Guru Rinpoche, Padmasambhava, became the supreme master for all because he was beyond partiality of lineage or traditions. According to Kundrol Jatson Nayingpo and Terton Dechen Lingpa’s teachings, Guru Rinpoche manifested the power of a deity. Those same scriptures predicted that many New Bön Tertons and masters would appear in human to spread his dharma.
Shardza Rinpoche followed 40 teachers that included 34 teachers from New Bön and, therefore, spread much of New Bön to his students.

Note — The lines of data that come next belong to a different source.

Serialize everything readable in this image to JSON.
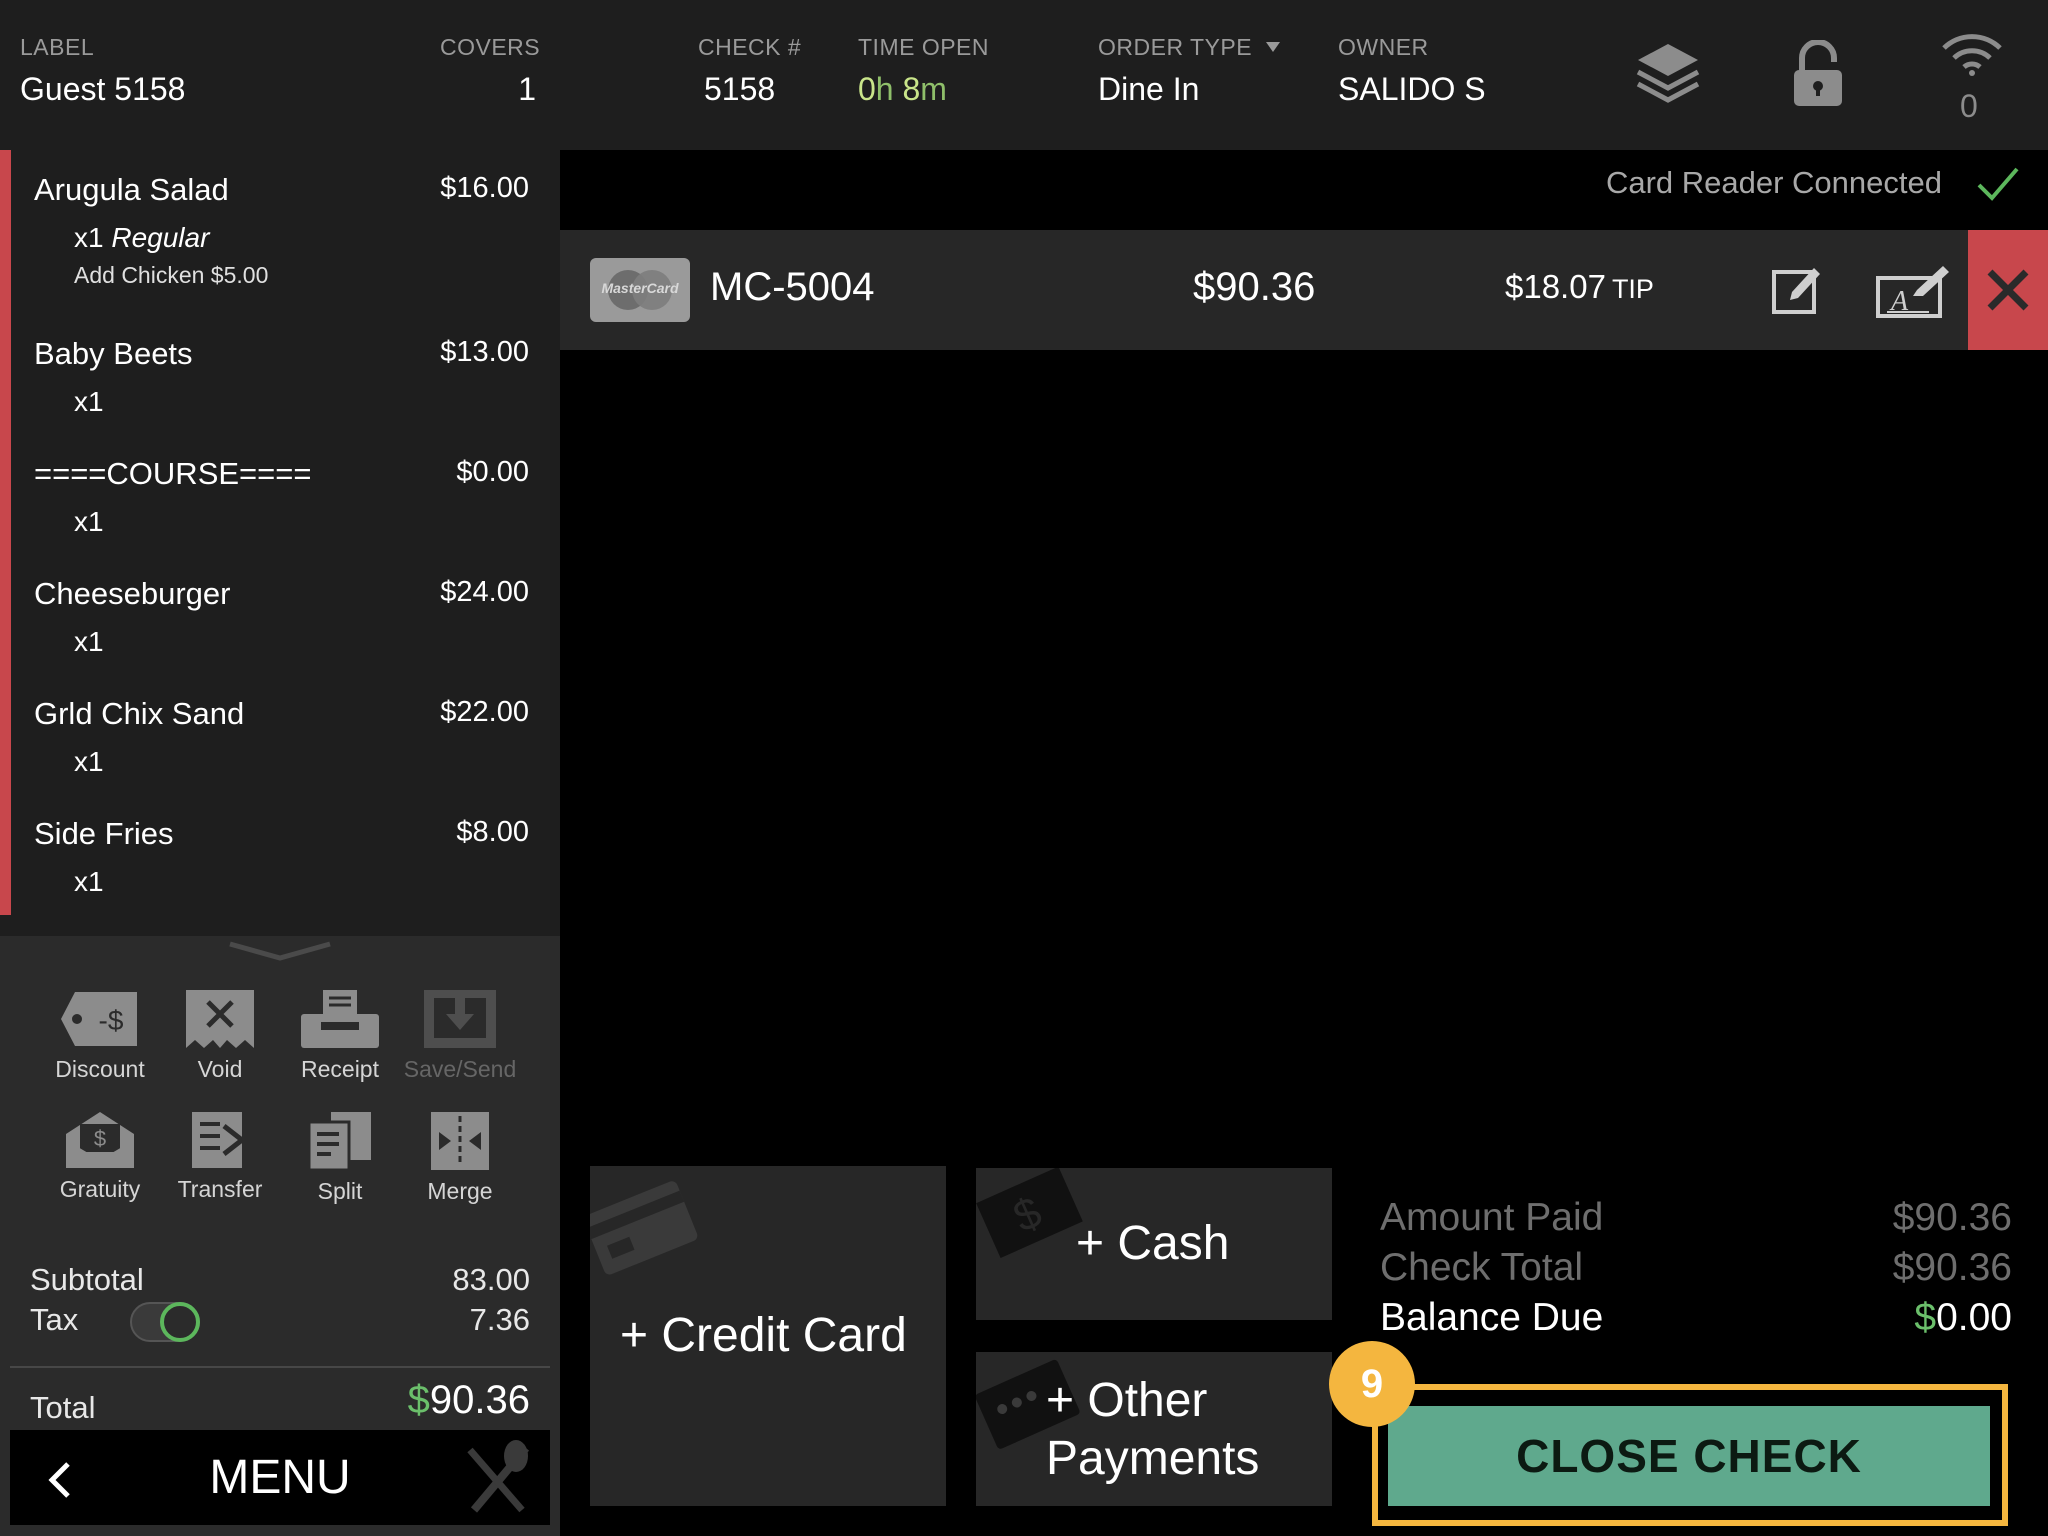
{
  "header": {
    "label": {
      "caption": "LABEL",
      "value": "Guest 5158"
    },
    "covers": {
      "caption": "COVERS",
      "value": "1"
    },
    "check": {
      "caption": "CHECK #",
      "value": "5158"
    },
    "time_open": {
      "caption": "TIME OPEN",
      "hours": "0",
      "h_unit": "h",
      "minutes": "8",
      "m_unit": "m"
    },
    "order_type": {
      "caption": "ORDER TYPE",
      "value": "Dine In"
    },
    "owner": {
      "caption": "OWNER",
      "value": "SALIDO S"
    },
    "icons": [
      "layers-icon",
      "lock-icon",
      "wifi-icon"
    ],
    "wifi_count": "0"
  },
  "order_items": [
    {
      "name": "Arugula Salad",
      "price": "$16.00",
      "qty": "x1",
      "variant": "Regular",
      "modifier": "Add Chicken $5.00"
    },
    {
      "name": "Baby Beets",
      "price": "$13.00",
      "qty": "x1"
    },
    {
      "name": "====COURSE====",
      "price": "$0.00",
      "qty": "x1"
    },
    {
      "name": "Cheeseburger",
      "price": "$24.00",
      "qty": "x1"
    },
    {
      "name": "Grld Chix Sand",
      "price": "$22.00",
      "qty": "x1"
    },
    {
      "name": "Side Fries",
      "price": "$8.00",
      "qty": "x1"
    }
  ],
  "actions": [
    {
      "label": "Discount",
      "icon": "discount-tag-icon",
      "enabled": true
    },
    {
      "label": "Void",
      "icon": "void-receipt-icon",
      "enabled": true
    },
    {
      "label": "Receipt",
      "icon": "printer-icon",
      "enabled": true
    },
    {
      "label": "Save/Send",
      "icon": "save-send-icon",
      "enabled": false
    },
    {
      "label": "Gratuity",
      "icon": "gratuity-envelope-icon",
      "enabled": true
    },
    {
      "label": "Transfer",
      "icon": "transfer-icon",
      "enabled": true
    },
    {
      "label": "Split",
      "icon": "split-icon",
      "enabled": true
    },
    {
      "label": "Merge",
      "icon": "merge-icon",
      "enabled": true
    }
  ],
  "summary": {
    "subtotal_label": "Subtotal",
    "subtotal": "83.00",
    "tax_label": "Tax",
    "tax": "7.36",
    "tax_enabled": true,
    "total_label": "Total",
    "total_symbol": "$",
    "total": "90.36"
  },
  "menu_button": {
    "label": "MENU"
  },
  "card_reader": {
    "status": "Card Reader Connected"
  },
  "payments": [
    {
      "brand": "MasterCard",
      "card": "MC-5004",
      "amount": "$90.36",
      "tip": "$18.07",
      "tip_label": "TIP"
    }
  ],
  "tenders": {
    "credit_card": "+ Credit Card",
    "cash": "+ Cash",
    "other_line1": "+ Other",
    "other_line2": "Payments"
  },
  "balance": {
    "amount_paid_label": "Amount Paid",
    "amount_paid": "$90.36",
    "check_total_label": "Check Total",
    "check_total": "$90.36",
    "balance_due_label": "Balance Due",
    "balance_symbol": "$",
    "balance_due": "0.00"
  },
  "close_check": {
    "label": "CLOSE CHECK"
  },
  "step_badge": "9",
  "colors": {
    "accent_red": "#c8474c",
    "accent_green": "#5fa98d",
    "highlight": "#f4b63f",
    "time_green": "#c9e58a"
  }
}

In short, New Bön practices include sutra, tantra, mahamudra, madhyamaka, dzoghcen, hinayana and mahayana—all inseparable practices to ancient Bön and Indian Buddhism; like milk in the water, they are inseparable spiritual paths. I would say the tradition is very convenient in this modern era and important for everyone. In Kunsang Gar programs, there are many teachings of Drenpa Namkha and Tsewang Rigzin. We will continue to develop programs related to the New Bön Tradition from time to time.
—by Geshe Dangsong Namgya